### PROMPT
Nothing but the text of the records belongs in your answer: repeat all of it exactly and leave out the images.

(Records from a data source)
'''

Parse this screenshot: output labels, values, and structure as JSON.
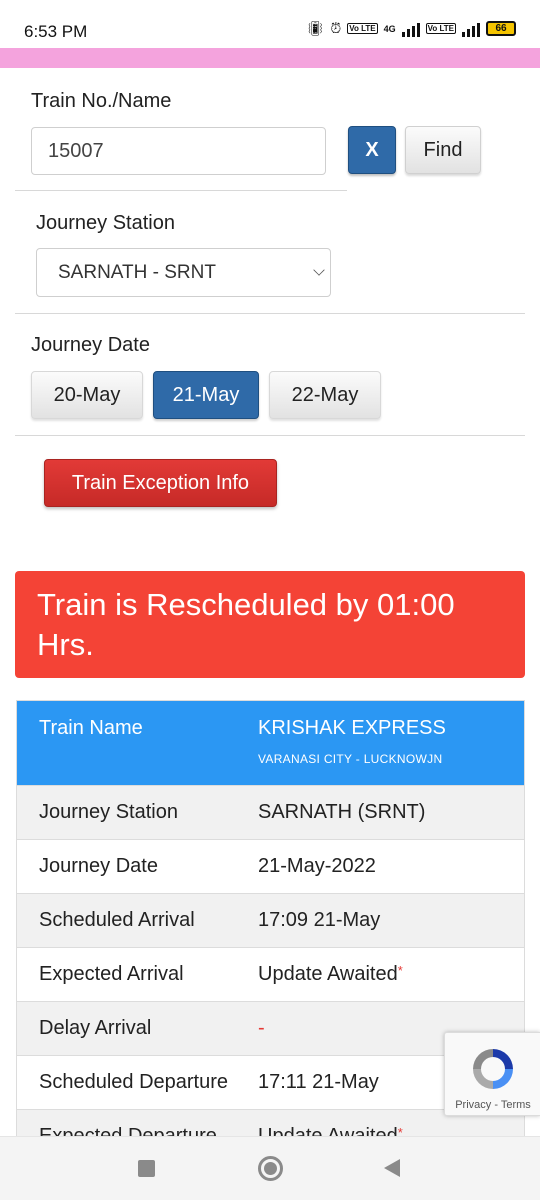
{
  "status_bar": {
    "time": "6:53 PM",
    "network": "4G",
    "lte": "Vo LTE",
    "battery": "66"
  },
  "search": {
    "train_label": "Train No./Name",
    "train_value": "15007",
    "clear_label": "X",
    "find_label": "Find"
  },
  "station": {
    "label": "Journey Station",
    "selected": "SARNATH - SRNT"
  },
  "date": {
    "label": "Journey Date",
    "options": [
      "20-May",
      "21-May",
      "22-May"
    ],
    "selected": "21-May"
  },
  "exception_button": "Train Exception Info",
  "alert": {
    "message": "Train is Rescheduled by 01:00 Hrs."
  },
  "details": {
    "header": {
      "key": "Train Name",
      "value": "KRISHAK EXPRESS",
      "route": "VARANASI CITY - LUCKNOWJN"
    },
    "rows": [
      {
        "key": "Journey Station",
        "value": "SARNATH (SRNT)"
      },
      {
        "key": "Journey Date",
        "value": "21-May-2022"
      },
      {
        "key": "Scheduled Arrival",
        "value": "17:09 21-May"
      },
      {
        "key": "Expected Arrival",
        "value": "Update Awaited",
        "mark": "*"
      },
      {
        "key": "Delay Arrival",
        "value": "-"
      },
      {
        "key": "Scheduled Departure",
        "value": "17:11 21-May"
      },
      {
        "key": "Expected Departure",
        "value": "Update Awaited",
        "mark": "*"
      }
    ]
  },
  "recaptcha": {
    "text": "Privacy - Terms"
  },
  "colors": {
    "primary_blue": "#2f6aa8",
    "header_blue": "#2b97f3",
    "alert_red": "#f44336",
    "button_red": "#d13330",
    "status_pink": "#f4a3dd"
  }
}
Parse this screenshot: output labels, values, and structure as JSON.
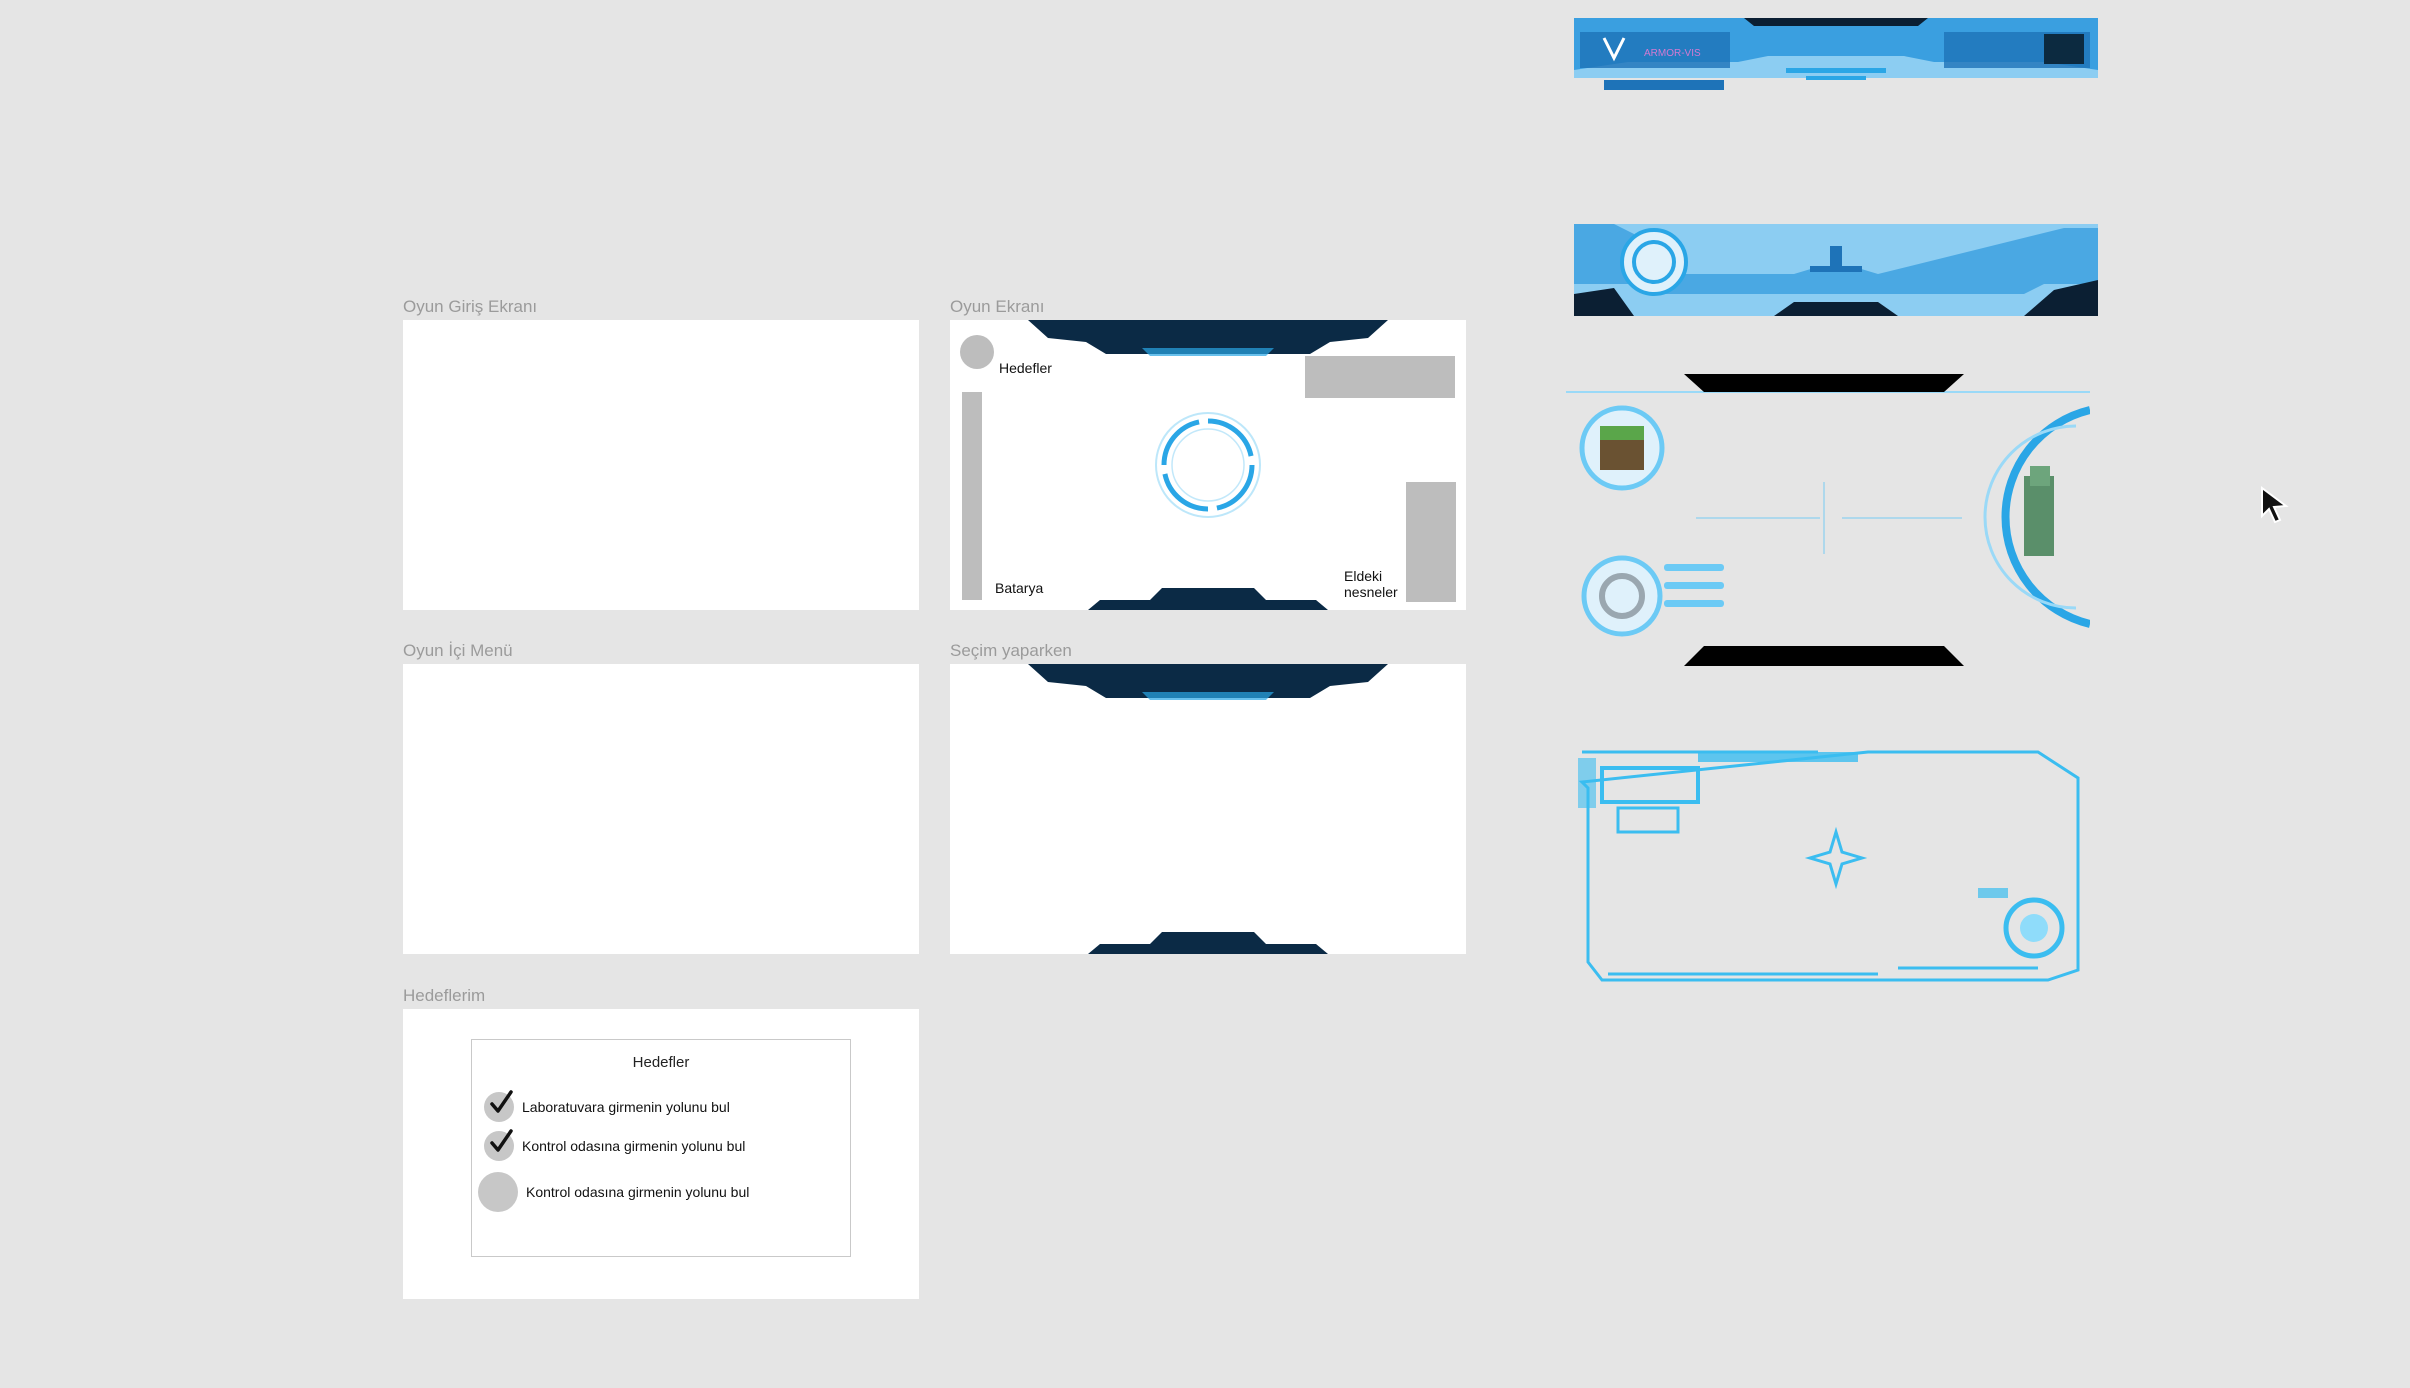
{
  "frames": {
    "start_screen": {
      "label": "Oyun Giriş Ekranı"
    },
    "game_screen": {
      "label": "Oyun Ekranı",
      "goals_label": "Hedefler",
      "battery_label": "Batarya",
      "items_label_line1": "Eldeki",
      "items_label_line2": "nesneler"
    },
    "in_game_menu": {
      "label": "Oyun İçi Menü"
    },
    "selecting": {
      "label": "Seçim yaparken"
    },
    "my_goals": {
      "label": "Hedeflerim",
      "box_title": "Hedefler",
      "goals": [
        {
          "text": "Laboratuvara girmenin yolunu bul",
          "done": true
        },
        {
          "text": "Kontrol odasına girmenin yolunu bul",
          "done": true
        },
        {
          "text": "Kontrol odasına girmenin yolunu bul",
          "done": false
        }
      ]
    }
  },
  "assets": {
    "hud_banner_text": "ARMOR-VIS"
  },
  "colors": {
    "canvas": "#e5e5e5",
    "hud_dark": "#0b2a45",
    "hud_blue": "#2aa6e6",
    "hud_glow": "#6ccaf5",
    "placeholder_gray": "#bdbdbd"
  }
}
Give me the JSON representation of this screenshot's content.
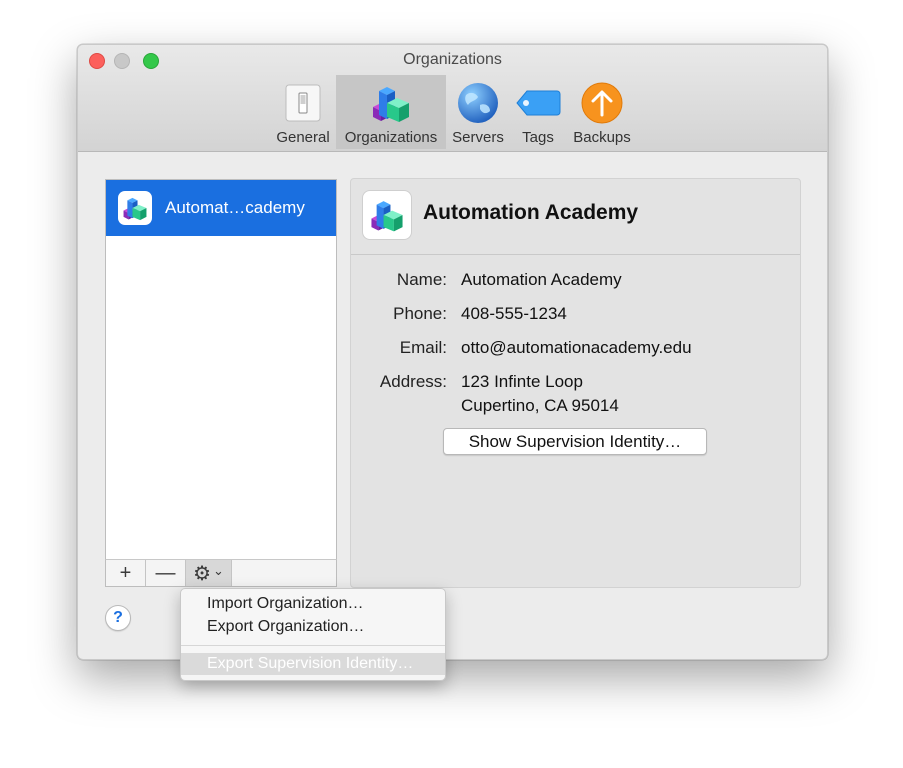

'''

### TASK ANSWER
Parse this screenshot: output labels, values, and structure as JSON.
{
  "status_bar": {
    "time": "6:53 PM",
    "network": "4G",
    "lte": "Vo LTE",
    "battery": "66"
  },
  "search": {
    "train_label": "Train No./Name",
    "train_value": "15007",
    "clear_label": "X",
    "find_label": "Find"
  },
  "station": {
    "label": "Journey Station",
    "selected": "SARNATH - SRNT"
  },
  "date": {
    "label": "Journey Date",
    "options": [
      "20-May",
      "21-May",
      "22-May"
    ],
    "selected": "21-May"
  },
  "exception_button": "Train Exception Info",
  "alert": {
    "message": "Train is Rescheduled by 01:00 Hrs."
  },
  "details": {
    "header": {
      "key": "Train Name",
      "value": "KRISHAK EXPRESS",
      "route": "VARANASI CITY - LUCKNOWJN"
    },
    "rows": [
      {
        "key": "Journey Station",
        "value": "SARNATH (SRNT)"
      },
      {
        "key": "Journey Date",
        "value": "21-May-2022"
      },
      {
        "key": "Scheduled Arrival",
        "value": "17:09 21-May"
      },
      {
        "key": "Expected Arrival",
        "value": "Update Awaited",
        "mark": "*"
      },
      {
        "key": "Delay Arrival",
        "value": "-"
      },
      {
        "key": "Scheduled Departure",
        "value": "17:11 21-May"
      },
      {
        "key": "Expected Departure",
        "value": "Update Awaited",
        "mark": "*"
      }
    ]
  },
  "recaptcha": {
    "text": "Privacy - Terms"
  },
  "colors": {
    "primary_blue": "#2f6aa8",
    "header_blue": "#2b97f3",
    "alert_red": "#f44336",
    "button_red": "#d13330",
    "status_pink": "#f4a3dd"
  }
}
Parse this screenshot: output labels, values, and structure as JSON.
{
  "frames": {
    "start_screen": {
      "label": "Oyun Giriş Ekranı"
    },
    "game_screen": {
      "label": "Oyun Ekranı",
      "goals_label": "Hedefler",
      "battery_label": "Batarya",
      "items_label_line1": "Eldeki",
      "items_label_line2": "nesneler"
    },
    "in_game_menu": {
      "label": "Oyun İçi Menü"
    },
    "selecting": {
      "label": "Seçim yaparken"
    },
    "my_goals": {
      "label": "Hedeflerim",
      "box_title": "Hedefler",
      "goals": [
        {
          "text": "Laboratuvara girmenin yolunu bul",
          "done": true
        },
        {
          "text": "Kontrol odasına girmenin yolunu bul",
          "done": true
        },
        {
          "text": "Kontrol odasına girmenin yolunu bul",
          "done": false
        }
      ]
    }
  },
  "assets": {
    "hud_banner_text": "ARMOR-VIS"
  },
  "colors": {
    "canvas": "#e5e5e5",
    "hud_dark": "#0b2a45",
    "hud_blue": "#2aa6e6",
    "hud_glow": "#6ccaf5",
    "placeholder_gray": "#bdbdbd"
  }
}
Give me the JSON representation of this screenshot's content.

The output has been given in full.